• Home
  • Latest
  • Collective ministerial responsibility in the spotlight on the matter of judicial review reform

Collective ministerial responsibility in the spotlight on the matter of judicial review reform

Posted on 12 April 2022

Background to the JR Bill

The Judicial Reform and Courts Bill (the JR Bill) is in the final stages of approval in the House of Commons and is expected to become an Act before the end of the year.

The JR Bill began with the appointment of the Independent Review of Administrative Law (the IRAL) in July 2020 to examine the need for reform in the Judicial Review process. The IRAL put out a call for evidence in September 2020, issued in two parts: the first with questions specific to Government departments and the second with more general questions for all relevant stakeholders. The matter before the Tribunal considered here relates to the first part.

The IRAL issued relatively modest proposals for reform following evidence that the Judicial Review process as it stands is fit for purpose and no significant amendments were needed, including from this Firm.

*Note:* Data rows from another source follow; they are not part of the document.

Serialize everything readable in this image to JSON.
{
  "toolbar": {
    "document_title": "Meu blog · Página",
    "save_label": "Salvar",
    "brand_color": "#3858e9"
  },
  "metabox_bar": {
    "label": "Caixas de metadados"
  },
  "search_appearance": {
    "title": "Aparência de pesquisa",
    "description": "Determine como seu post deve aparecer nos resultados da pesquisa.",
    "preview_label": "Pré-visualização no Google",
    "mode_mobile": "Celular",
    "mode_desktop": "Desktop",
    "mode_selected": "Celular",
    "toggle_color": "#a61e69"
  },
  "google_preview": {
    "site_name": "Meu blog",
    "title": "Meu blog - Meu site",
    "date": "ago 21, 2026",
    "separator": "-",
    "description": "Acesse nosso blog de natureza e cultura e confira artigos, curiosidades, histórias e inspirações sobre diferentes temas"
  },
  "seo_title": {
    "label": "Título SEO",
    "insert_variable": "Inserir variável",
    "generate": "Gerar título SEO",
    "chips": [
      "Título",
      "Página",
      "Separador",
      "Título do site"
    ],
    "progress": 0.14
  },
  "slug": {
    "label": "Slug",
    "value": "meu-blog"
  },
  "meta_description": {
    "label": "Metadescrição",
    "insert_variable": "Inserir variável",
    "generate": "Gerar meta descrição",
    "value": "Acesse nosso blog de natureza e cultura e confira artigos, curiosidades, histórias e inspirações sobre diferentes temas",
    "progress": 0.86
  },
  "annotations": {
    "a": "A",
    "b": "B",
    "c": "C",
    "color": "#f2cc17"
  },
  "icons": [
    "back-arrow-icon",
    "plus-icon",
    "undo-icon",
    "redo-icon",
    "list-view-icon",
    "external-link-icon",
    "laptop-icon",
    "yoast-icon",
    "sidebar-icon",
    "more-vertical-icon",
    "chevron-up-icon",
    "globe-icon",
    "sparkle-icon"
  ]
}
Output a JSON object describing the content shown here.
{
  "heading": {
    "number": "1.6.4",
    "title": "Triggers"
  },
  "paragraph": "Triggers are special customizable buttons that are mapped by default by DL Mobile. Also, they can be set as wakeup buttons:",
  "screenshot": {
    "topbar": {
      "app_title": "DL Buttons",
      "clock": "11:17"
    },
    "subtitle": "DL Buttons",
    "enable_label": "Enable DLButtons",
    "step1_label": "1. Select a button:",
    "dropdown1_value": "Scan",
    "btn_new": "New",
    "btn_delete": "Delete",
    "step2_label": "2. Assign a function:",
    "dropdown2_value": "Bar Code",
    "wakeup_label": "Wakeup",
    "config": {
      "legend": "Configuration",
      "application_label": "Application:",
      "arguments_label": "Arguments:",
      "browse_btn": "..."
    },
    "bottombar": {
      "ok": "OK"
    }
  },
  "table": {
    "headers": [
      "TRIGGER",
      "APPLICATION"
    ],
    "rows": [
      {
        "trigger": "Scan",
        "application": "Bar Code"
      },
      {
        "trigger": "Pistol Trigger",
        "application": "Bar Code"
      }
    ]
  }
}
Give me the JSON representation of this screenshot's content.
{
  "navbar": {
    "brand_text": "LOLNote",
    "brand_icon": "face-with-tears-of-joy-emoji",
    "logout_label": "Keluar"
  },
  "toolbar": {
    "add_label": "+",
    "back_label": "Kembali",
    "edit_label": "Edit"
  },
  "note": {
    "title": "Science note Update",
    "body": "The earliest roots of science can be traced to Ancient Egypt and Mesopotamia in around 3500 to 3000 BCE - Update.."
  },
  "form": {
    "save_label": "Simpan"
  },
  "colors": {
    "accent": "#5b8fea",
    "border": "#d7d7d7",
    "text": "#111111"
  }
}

The Government, seemingly impassive to these recommendations, launched a consultation in March 2021 in order to investigate "whether the correct balance is being struck between the rights of citizens to challenge Executive decisions and the need for effective government". The approach of the consultation appeared to suggest that it favoured greater reform than that proposed by the IRAL.

The Unpublished Submissions

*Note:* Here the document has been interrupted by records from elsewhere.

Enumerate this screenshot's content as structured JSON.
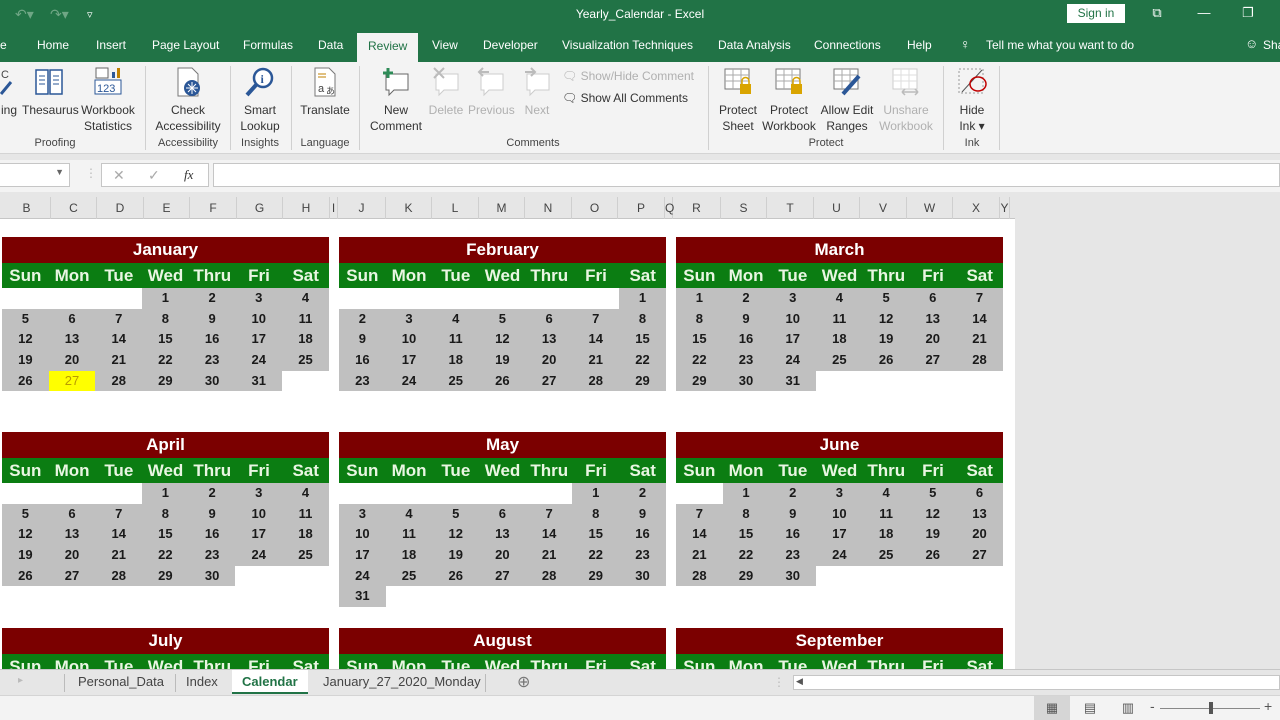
{
  "titlebar": {
    "title": "Yearly_Calendar  -  Excel",
    "sign_in": "Sign in",
    "undo_icon": "undo-icon",
    "redo_icon": "redo-icon",
    "customize_icon": "customize-quick-access-icon"
  },
  "tabs": [
    {
      "label": "e",
      "name": "file"
    },
    {
      "label": "Home"
    },
    {
      "label": "Insert"
    },
    {
      "label": "Page Layout"
    },
    {
      "label": "Formulas"
    },
    {
      "label": "Data"
    },
    {
      "label": "Review",
      "active": true
    },
    {
      "label": "View"
    },
    {
      "label": "Developer"
    },
    {
      "label": "Visualization Techniques"
    },
    {
      "label": "Data Analysis"
    },
    {
      "label": "Connections"
    },
    {
      "label": "Help"
    }
  ],
  "tell_me": "Tell me what you want to do",
  "share": "Sha",
  "ribbon": {
    "proofing": {
      "spelling": "ing",
      "thesaurus": "Thesaurus",
      "workbook_statistics": [
        "Workbook",
        "Statistics"
      ],
      "label": "Proofing"
    },
    "accessibility": {
      "check": [
        "Check",
        "Accessibility"
      ],
      "label": "Accessibility"
    },
    "insights": {
      "smart_lookup": [
        "Smart",
        "Lookup"
      ],
      "label": "Insights"
    },
    "language": {
      "translate": "Translate",
      "label": "Language"
    },
    "comments": {
      "new_comment": [
        "New",
        "Comment"
      ],
      "delete": "Delete",
      "previous": "Previous",
      "next": "Next",
      "show_hide": "Show/Hide Comment",
      "show_all": "Show All Comments",
      "label": "Comments"
    },
    "protect": {
      "protect_sheet": [
        "Protect",
        "Sheet"
      ],
      "protect_workbook": [
        "Protect",
        "Workbook"
      ],
      "allow_edit": [
        "Allow Edit",
        "Ranges"
      ],
      "unshare": [
        "Unshare",
        "Workbook"
      ],
      "label": "Protect"
    },
    "ink": {
      "hide_ink": [
        "Hide",
        "Ink ▾"
      ],
      "label": "Ink"
    }
  },
  "formula_bar": {
    "name_box": "",
    "cancel": "✕",
    "enter": "✓",
    "fx": "fx",
    "value": ""
  },
  "columns": [
    "B",
    "C",
    "D",
    "E",
    "F",
    "G",
    "H",
    "I",
    "J",
    "K",
    "L",
    "M",
    "N",
    "O",
    "P",
    "Q",
    "R",
    "S",
    "T",
    "U",
    "V",
    "W",
    "X",
    "Y"
  ],
  "weekdays": [
    "Sun",
    "Mon",
    "Tue",
    "Wed",
    "Thru",
    "Fri",
    "Sat"
  ],
  "calendar": {
    "today": {
      "month": "January",
      "day": 27
    },
    "months": [
      {
        "name": "January",
        "offset": 3,
        "days": 31
      },
      {
        "name": "February",
        "offset": 6,
        "days": 29
      },
      {
        "name": "March",
        "offset": 0,
        "days": 31
      },
      {
        "name": "April",
        "offset": 3,
        "days": 30
      },
      {
        "name": "May",
        "offset": 5,
        "days": 31
      },
      {
        "name": "June",
        "offset": 1,
        "days": 30
      },
      {
        "name": "July"
      },
      {
        "name": "August"
      },
      {
        "name": "September"
      }
    ]
  },
  "colors": {
    "excel_green": "#217346",
    "month_header": "#7b0000",
    "weekday_header": "#0b7d12",
    "day_fill": "#c0c0c0",
    "today_fill": "#ffff00"
  },
  "sheet_tabs": [
    {
      "label": "Personal_Data"
    },
    {
      "label": "Index"
    },
    {
      "label": "Calendar",
      "active": true
    },
    {
      "label": "January_27_2020_Monday"
    }
  ],
  "status": {
    "zoom_percent": 100
  }
}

A number of Government departments, including 10 Downing Street, responded to the September call for evidence from the IRAL. However, these submissions were not published (the Unpublished Submissions) and subsequent Freedom of Information requests to the Ministry of Justice (MoJ) were rejected. Public Law Project (PLP) made a complaint to the Information Commissioner's Office (the ICO) who decided in favour of the MoJ.

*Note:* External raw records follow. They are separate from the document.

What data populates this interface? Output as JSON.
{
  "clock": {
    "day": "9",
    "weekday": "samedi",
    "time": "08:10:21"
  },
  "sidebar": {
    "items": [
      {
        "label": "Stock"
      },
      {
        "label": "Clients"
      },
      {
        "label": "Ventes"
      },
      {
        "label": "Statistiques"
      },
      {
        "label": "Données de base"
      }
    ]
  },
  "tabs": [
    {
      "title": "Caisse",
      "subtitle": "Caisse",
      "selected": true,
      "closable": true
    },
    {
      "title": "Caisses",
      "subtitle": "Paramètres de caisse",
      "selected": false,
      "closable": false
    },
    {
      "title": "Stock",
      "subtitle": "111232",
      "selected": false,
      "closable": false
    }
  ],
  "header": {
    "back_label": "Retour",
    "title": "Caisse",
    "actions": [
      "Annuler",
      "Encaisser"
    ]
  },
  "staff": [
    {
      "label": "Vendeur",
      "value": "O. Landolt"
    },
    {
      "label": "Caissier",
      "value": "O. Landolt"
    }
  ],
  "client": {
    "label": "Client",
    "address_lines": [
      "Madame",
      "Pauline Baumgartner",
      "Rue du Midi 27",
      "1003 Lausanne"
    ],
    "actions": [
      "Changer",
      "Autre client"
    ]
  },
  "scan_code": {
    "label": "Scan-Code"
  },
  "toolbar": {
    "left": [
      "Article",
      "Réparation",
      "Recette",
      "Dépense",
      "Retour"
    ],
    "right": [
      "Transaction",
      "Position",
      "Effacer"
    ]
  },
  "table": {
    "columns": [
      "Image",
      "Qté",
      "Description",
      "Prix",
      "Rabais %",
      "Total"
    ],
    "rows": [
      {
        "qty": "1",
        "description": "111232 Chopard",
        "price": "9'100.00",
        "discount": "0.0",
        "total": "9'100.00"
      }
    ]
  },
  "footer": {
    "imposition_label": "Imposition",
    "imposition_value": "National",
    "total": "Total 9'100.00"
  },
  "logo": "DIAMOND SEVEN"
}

PLP appealed the ICO's decision to the First-tier Tribunal (General Regulatory Chamber) (the Tribunal) on the grounds that the public interest in transparency outweighed any exemption from disclosure under the convention of collective responsibility.

Ruling of the Tribunal

While the Tribunal accepted that there is a general and important "public interest in openness and transparency, which contributes to better governance, accountability, and democracy", they ultimately ruled that the Unpublished Submissions should remain confidential.

The Tribunal focused on the public interest in maintaining the convention of collective responsibility. As individual members of Government are held accountable for collective decisions, they should be afforded the right to have full and frank discussions prior to these decisions.

The Unpublished Submissions contained a range of divergent views and the Tribunal ruled that the disclosure of these would "undermine the ability of Ministers to maintain a united front" and it would be more difficult for Ministers to defend the Government's final collective decision.

The Tribunal's comments on transparency

However, while the Tribunal did ultimately rule in favour of collective responsibility, it did side with many of PLP's arguments on transparency. The Tribunal looked at the effect of transparency on both the public and Parliamentary debates surrounding the JR Bill. While most of this was academic, as the Parliamentary debate has all but concluded, these remarks are an important indicator of the Judiciary's views on Executive transparency.

The Tribunal rejected the MoJ's position that 'nothing' in the Unpublished Submissions was capable of contributing to the public debate on Judicial Review reform. PLP submitted that the Unpublished Submissions would uncover details about the relationship between the Government and the IRAL that the public ought to be aware of. While the Tribunal agreed with PLP that "the twin public interests in openness and transparency also bite on the relationship between the Government and IRAL", having viewed the Unpublished Submissions, it did not believe that disclosure would assist the public in understanding the nature of the relationship.

The Tribunal further rejected the MoJ's submission that to disclose the Unpublished Submissions would 'add nothing' to the Parliamentary debate on the Bill. The Tribunal found that disclosure would "facilitate heightened scrutiny" of the Bill and would "enable Parliamentarians to consider additional proposals for reform".

Next stages in Judicial Review reform

Without disclosure of the Unpublished Submissions, it is impossible to tell how much weight was afforded to this unseen evidence in the drafting of the JR Bill. In the September call for evidence, Government departments were asked the question "does Judicial Review seriously impede the proper or effective discharge of central or local governmental functions?". Certain amendments to the JR Bill may have been drafted with the responses to this question in mind, notably in relation to quashing orders. However, without sight of the Unpublished Submissions we do not know whether Government departments did indeed conclude that reform was necessary, or indeed whether the departments were aligned in their conclusions.

The Tribunal's assertive comments on transparency under the umbrella of these reforms sent a clear signal on the importance of Judicial Review: it is "essential to the rule of law" and proposals for reform are of "high constitutional significance".

How can we help you?
Help

How can we help you?

Subscribe: I'd like to keep in touch

If your enquiry is urgent please call +44 20 3321 7000

COVID-19 Enquiry

I'm a client

I'm looking for advice

Something else